Fair. But the sense that I get is that Hollywood isn’t all that interested in addressing gun violence at all. The passion with which they produce movies and TV shows on, say, external Islamic terror, I don’t think they do so when it comes to home-grown terror involving the abuse of guns.
Oh, there are very, very few movies on that. An American friend of mine told me that no American could make this film (‘Miss Sloane’ was largely financed by European production companies). I think the topic is too hot an issue for America. I am amazed that it hasn’t been taken on. In any case, film is a very hard needle to thread when it comes to politics. Television, on the other hand, isn’t. You have ‘House of Cards’, ‘Veep’ etc but films on politics, like ‘All The President’s Men’, are relatively lesser. Even with the star power of George Clooney, The Ides of March couldn’t command an audience.
We live in times of great social and political uncertainty and I mean not just Trump and Brexit, but across countries, barring Canada perhaps. You’ve made romantic dramas and comedies in the past, but as time changes, does that also change the way you choose your subjects? Are you more tempted to focus on issues that have a stronger social resonance? After all, chronicling the times is an important function of cinema.

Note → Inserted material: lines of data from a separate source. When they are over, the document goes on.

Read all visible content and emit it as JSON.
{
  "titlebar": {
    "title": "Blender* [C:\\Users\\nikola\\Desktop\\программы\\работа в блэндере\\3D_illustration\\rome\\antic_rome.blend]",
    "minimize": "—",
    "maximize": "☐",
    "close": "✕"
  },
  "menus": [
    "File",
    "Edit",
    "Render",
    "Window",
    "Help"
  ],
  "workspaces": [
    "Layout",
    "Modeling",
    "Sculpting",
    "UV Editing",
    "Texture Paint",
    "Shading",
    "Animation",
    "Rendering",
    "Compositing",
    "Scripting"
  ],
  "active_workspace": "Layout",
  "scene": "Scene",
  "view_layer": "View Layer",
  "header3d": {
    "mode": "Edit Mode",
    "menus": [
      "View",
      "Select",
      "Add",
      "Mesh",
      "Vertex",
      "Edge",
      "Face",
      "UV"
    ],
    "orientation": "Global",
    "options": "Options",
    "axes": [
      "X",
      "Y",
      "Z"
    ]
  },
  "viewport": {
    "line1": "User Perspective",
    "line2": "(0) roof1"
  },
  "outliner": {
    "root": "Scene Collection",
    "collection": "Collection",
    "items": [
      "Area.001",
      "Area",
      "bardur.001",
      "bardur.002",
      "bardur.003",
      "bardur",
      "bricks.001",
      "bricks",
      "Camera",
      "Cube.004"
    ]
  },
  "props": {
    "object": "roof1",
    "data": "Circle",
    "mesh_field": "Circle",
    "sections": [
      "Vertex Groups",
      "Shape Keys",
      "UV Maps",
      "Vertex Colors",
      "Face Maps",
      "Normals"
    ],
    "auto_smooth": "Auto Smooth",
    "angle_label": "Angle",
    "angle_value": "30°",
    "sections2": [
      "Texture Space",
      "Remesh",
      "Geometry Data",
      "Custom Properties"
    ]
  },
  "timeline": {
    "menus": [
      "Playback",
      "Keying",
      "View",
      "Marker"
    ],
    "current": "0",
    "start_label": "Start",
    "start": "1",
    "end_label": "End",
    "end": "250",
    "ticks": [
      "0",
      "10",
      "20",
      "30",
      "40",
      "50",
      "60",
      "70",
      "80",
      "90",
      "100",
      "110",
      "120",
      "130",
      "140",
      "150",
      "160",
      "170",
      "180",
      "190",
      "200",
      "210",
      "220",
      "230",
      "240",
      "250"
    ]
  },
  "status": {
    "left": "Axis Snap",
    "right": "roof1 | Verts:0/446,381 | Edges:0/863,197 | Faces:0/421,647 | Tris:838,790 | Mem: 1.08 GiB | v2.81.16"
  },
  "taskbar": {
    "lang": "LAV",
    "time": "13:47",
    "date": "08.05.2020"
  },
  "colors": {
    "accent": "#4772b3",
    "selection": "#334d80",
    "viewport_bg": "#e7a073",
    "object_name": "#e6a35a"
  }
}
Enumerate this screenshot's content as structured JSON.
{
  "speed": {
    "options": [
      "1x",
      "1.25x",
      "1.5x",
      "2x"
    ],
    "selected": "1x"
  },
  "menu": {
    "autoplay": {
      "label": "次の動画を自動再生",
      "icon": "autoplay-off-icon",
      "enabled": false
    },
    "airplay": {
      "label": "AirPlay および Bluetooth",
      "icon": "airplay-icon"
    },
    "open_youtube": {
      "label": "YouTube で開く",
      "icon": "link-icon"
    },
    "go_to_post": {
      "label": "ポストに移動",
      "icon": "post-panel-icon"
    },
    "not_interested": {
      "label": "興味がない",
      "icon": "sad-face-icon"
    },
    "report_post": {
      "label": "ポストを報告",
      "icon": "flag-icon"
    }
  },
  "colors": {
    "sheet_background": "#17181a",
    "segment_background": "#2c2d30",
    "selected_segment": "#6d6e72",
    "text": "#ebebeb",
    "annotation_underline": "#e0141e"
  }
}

It certainly very much is. Most of my films are character-driven dramas because that’s what I like the most. There is politics, yes, because I am interested in it. As a filmmaker, I am always looking for complex stories, ones which somewhere have a relation between the private and the public. While I do get your point that as a filmmaker one should definitely engage as much as one can, I don’t think film is a political medium.
As the most accessible medium, films can dramatically sway public opinion.
They are but they aren’t terribly successful at conveying messages. What films can do though is make people examine aspects of their own behaviour and look at situations differently.
I think that’s an important function of cinema as well.
This article originally appeared on HuffPost India.